March 2017 saw a whole host of developments in the world of SEO. Google released a new algorithm ranking update, rolled out rich cards beyond the US, and announced that it would put more effort into flagging upsetting or offensive content.
To ensure you’re up to date with what’s been going on in the digital marketing industry over the last month, we’ve pulled together some of the most important stories from March 2017. And, to help you adapt to any recent developments, we’ve looked into how each one could affect your business. Read on to learn more.
Google Home is coming to the UK this April
Google released its voice-activated smart speaker, Google Home, in the UK on April 6. Powered by Google Assistant (a system similar to Siri and Cortana), Google Home can give you reminders, let you know what the weather is like, and tell you how old your favourite celebrity is. Users simply have to say “Okay, Google” to activate it.
This means voice searches will be up, and that could mean big things for search marketers. Read our post about the potential impact of Google Assistant on SEO to find out more.

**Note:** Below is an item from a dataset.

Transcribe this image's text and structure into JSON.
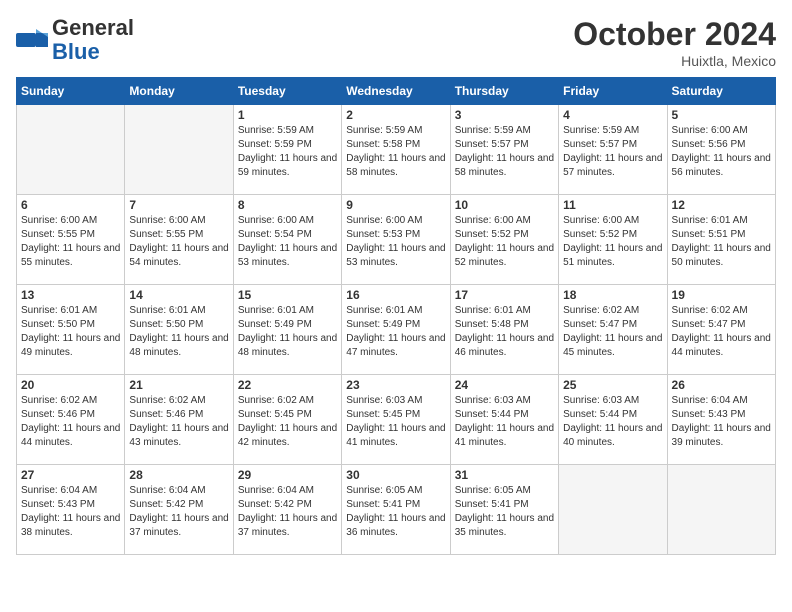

Google ‘Fred’ update rolls out
On March 8, Google rolled out an algorithm ranking update that has since been dubbed ‘Fred’. As Google didn’t speak about this publicly, SEOs were left to come to their own conclusions about what this update meant. Articles initially thought rank fluctuations were link-quality related but, now that the dust has settled, it seems that the Fred update was actually put in place to target ad-heavy, low-value content sites.
Search Engine Roundtable conducted an experiment to review 70 sites that were hit by the Fred update, and found they all had two things in common: they were content driven, and heavy on their ad placement. It was also noted that many of these sites seemed to have been set up with the sole purpose of generating income from ads, rather than to benefit users.

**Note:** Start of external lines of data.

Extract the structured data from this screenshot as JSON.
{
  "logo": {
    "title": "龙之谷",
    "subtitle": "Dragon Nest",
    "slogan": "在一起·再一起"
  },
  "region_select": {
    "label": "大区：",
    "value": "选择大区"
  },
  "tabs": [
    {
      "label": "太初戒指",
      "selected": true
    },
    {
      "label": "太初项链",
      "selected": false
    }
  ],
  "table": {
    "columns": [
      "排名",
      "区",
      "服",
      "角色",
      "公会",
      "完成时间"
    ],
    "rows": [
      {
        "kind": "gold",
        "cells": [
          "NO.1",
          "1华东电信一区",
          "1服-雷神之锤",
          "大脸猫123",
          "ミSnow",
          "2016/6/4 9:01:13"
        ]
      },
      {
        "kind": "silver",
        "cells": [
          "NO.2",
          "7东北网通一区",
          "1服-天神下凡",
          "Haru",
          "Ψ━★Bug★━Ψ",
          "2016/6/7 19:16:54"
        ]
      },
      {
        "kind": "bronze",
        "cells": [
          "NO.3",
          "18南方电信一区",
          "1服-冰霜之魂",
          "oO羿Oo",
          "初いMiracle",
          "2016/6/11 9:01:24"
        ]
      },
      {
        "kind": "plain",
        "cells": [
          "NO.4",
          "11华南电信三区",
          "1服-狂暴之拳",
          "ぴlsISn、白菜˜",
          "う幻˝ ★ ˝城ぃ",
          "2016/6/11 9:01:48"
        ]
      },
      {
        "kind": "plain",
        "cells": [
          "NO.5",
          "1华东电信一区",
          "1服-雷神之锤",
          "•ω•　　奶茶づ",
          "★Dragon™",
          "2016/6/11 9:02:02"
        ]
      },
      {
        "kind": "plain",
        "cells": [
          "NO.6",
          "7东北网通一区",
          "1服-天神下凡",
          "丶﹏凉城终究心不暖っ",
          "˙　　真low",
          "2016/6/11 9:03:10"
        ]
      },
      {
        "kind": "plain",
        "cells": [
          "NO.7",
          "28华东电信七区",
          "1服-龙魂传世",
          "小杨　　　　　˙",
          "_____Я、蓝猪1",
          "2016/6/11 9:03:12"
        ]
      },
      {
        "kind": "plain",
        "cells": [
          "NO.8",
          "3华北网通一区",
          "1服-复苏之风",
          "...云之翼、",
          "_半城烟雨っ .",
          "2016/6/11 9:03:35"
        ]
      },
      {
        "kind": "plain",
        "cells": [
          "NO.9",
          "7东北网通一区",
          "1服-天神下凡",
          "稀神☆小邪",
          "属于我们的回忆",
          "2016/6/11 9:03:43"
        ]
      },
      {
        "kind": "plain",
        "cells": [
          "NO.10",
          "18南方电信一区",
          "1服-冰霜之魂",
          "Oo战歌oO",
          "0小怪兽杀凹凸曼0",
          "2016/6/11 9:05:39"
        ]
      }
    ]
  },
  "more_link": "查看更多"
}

Google launches location extension ads
On 14 March, Google debuted a new display ad format for showcasing local business photos, store locations, and business hours. It also allows businesses to add copy and a headline to their ads. Google said that this would make ads more useful for shoppers who are nearby or might be interested in your business: “For example, a foodie browsing cooking blogs might see local information for a bakery, making it easy for her to visit your physical store and make a purchase.”
So, if you would like to improve your visibility and target a wider audience, location extension ads could help you do so. If you would like more information on how to set this up, check out this AdWords guide to creating display ads with location extensions.

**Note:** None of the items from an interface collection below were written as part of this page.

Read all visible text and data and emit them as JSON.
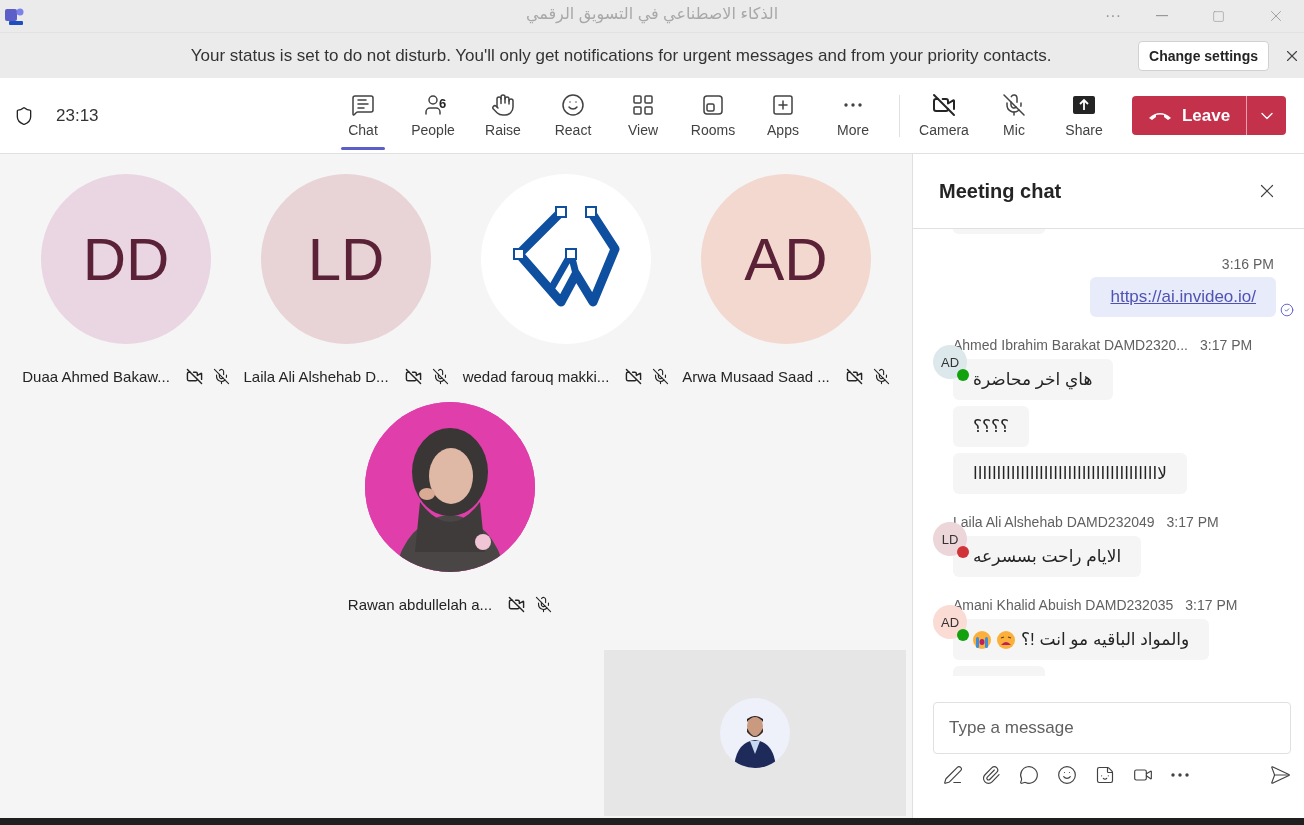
{
  "window": {
    "title": "الذكاء الاصطناعي في التسويق الرقمي",
    "more": "···"
  },
  "notification": {
    "text": "Your status is set to do not disturb. You'll only get notifications for urgent messages and from your priority contacts.",
    "action": "Change settings"
  },
  "toolbar": {
    "timer": "23:13",
    "items": [
      {
        "kind": "chat",
        "label": "Chat",
        "selected": true
      },
      {
        "kind": "people",
        "label": "People",
        "badge": "6",
        "selected": false
      },
      {
        "kind": "raise",
        "label": "Raise",
        "selected": false
      },
      {
        "kind": "react",
        "label": "React",
        "selected": false
      },
      {
        "kind": "view",
        "label": "View",
        "selected": false
      },
      {
        "kind": "rooms",
        "label": "Rooms",
        "selected": false
      },
      {
        "kind": "apps",
        "label": "Apps",
        "selected": false
      },
      {
        "kind": "more",
        "label": "More",
        "selected": false
      }
    ],
    "devices": [
      {
        "kind": "camera",
        "label": "Camera"
      },
      {
        "kind": "mic",
        "label": "Mic"
      },
      {
        "kind": "share",
        "label": "Share"
      }
    ],
    "leave": "Leave"
  },
  "participants": [
    {
      "name": "Duaa Ahmed Bakaw...",
      "kind": "initials",
      "initials": "DD",
      "color": "#ead5e2"
    },
    {
      "name": "Laila Ali Alshehab D...",
      "kind": "initials",
      "initials": "LD",
      "color": "#e8d3d6"
    },
    {
      "name": "wedad farouq makki...",
      "kind": "logo"
    },
    {
      "name": "Arwa Musaad Saad ...",
      "kind": "initials",
      "initials": "AD",
      "color": "#f2d8cf"
    },
    {
      "name": "Rawan abdullelah a...",
      "kind": "picture"
    }
  ],
  "chat": {
    "title": "Meeting chat",
    "messages": [
      {
        "kind": "cut_top"
      },
      {
        "kind": "own",
        "time": "3:16 PM",
        "text": "https://ai.invideo.io/"
      },
      {
        "kind": "group",
        "sender": "Ahmed Ibrahim Barakat DAMD2320...",
        "time": "3:17 PM",
        "avatar": {
          "initials": "AD",
          "color": "#dde8ec"
        },
        "presence": {
          "color": "#13a10e"
        },
        "bubbles": [
          {
            "text": "هاي اخر محاضرة"
          },
          {
            "text": "؟؟؟؟"
          },
          {
            "text": "لاااااااااااااااااااااااااااااااااااااااا"
          }
        ]
      },
      {
        "kind": "group",
        "sender": "Laila Ali Alshehab DAMD232049",
        "time": "3:17 PM",
        "avatar": {
          "initials": "LD",
          "color": "#ecd6d9"
        },
        "presence": {
          "color": "#d13438"
        },
        "bubbles": [
          {
            "text": "الايام راحت بسسرعه"
          }
        ]
      },
      {
        "kind": "group",
        "sender": "Amani Khalid Abuish DAMD232035",
        "time": "3:17 PM",
        "avatar": {
          "initials": "AD",
          "color": "#fadcd5"
        },
        "presence": {
          "color": "#13a10e"
        },
        "bubbles": [
          {
            "text": "والمواد الباقيه مو انت !؟",
            "emojis": [
              {
                "kind": "weary"
              },
              {
                "kind": "crying"
              }
            ]
          }
        ]
      },
      {
        "kind": "cut_bottom"
      }
    ],
    "compose": {
      "placeholder": "Type a message"
    }
  }
}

Google announces effort to flag inaccurate or offensive content
Google wants to stop upsetting, offensive, or inaccurate content from crowding out factual and trustworthy information in its SERPs. Therefore, it is launching a new effort to identify problematic content.
This new initiative will involve Google’s team of quality raters, which is made up of more than 10,000 contractors who are scattered across the globe. They use a set of guidelines, which is almost 200 pages long, to assess web pages that appear in the top results of common searches. These people are tasked with deciding whether the results they review meet the needs of those searching, and identify any content that is deserving of the new ‘upsetting-offensive’ flag. This means that users will be better protected against offensive content — or, dare we say it, “fake news” — and valuable, trustworthy content should become more visible.
Google expands rich cards beyond the US
Rich cards were launched in the US back in May 2016. On 28 March, Google updated its original announcement to say that they are now available worldwide.
Rich cards offer a new way to present previews of content on SERPs. Like featured snippets, rich cards use schema.org structured markup to present content in a more engaging and visual way. To begin with, they were only launched for recipes and films, but Google has since announced that it is “actively experimenting with new verticals”, and has already expanded to include local restaurants and online courses.
If you’re a site owner who would like to take advantage of this new feature, you need to think about how you can make your content more visual. For example, if you publish recipes, you can create richer previews of your content with prominent images of the finished dishes. This way, users will find what they’re looking for straight away, and you’ll be more likely to get visitors who will find your content valuable.
So, there you have it: five of the biggest SEO and digital marketing developments from March 2017. Consider yourself updated! We’ll be back with another news bulletin next month to let you know what happened in April.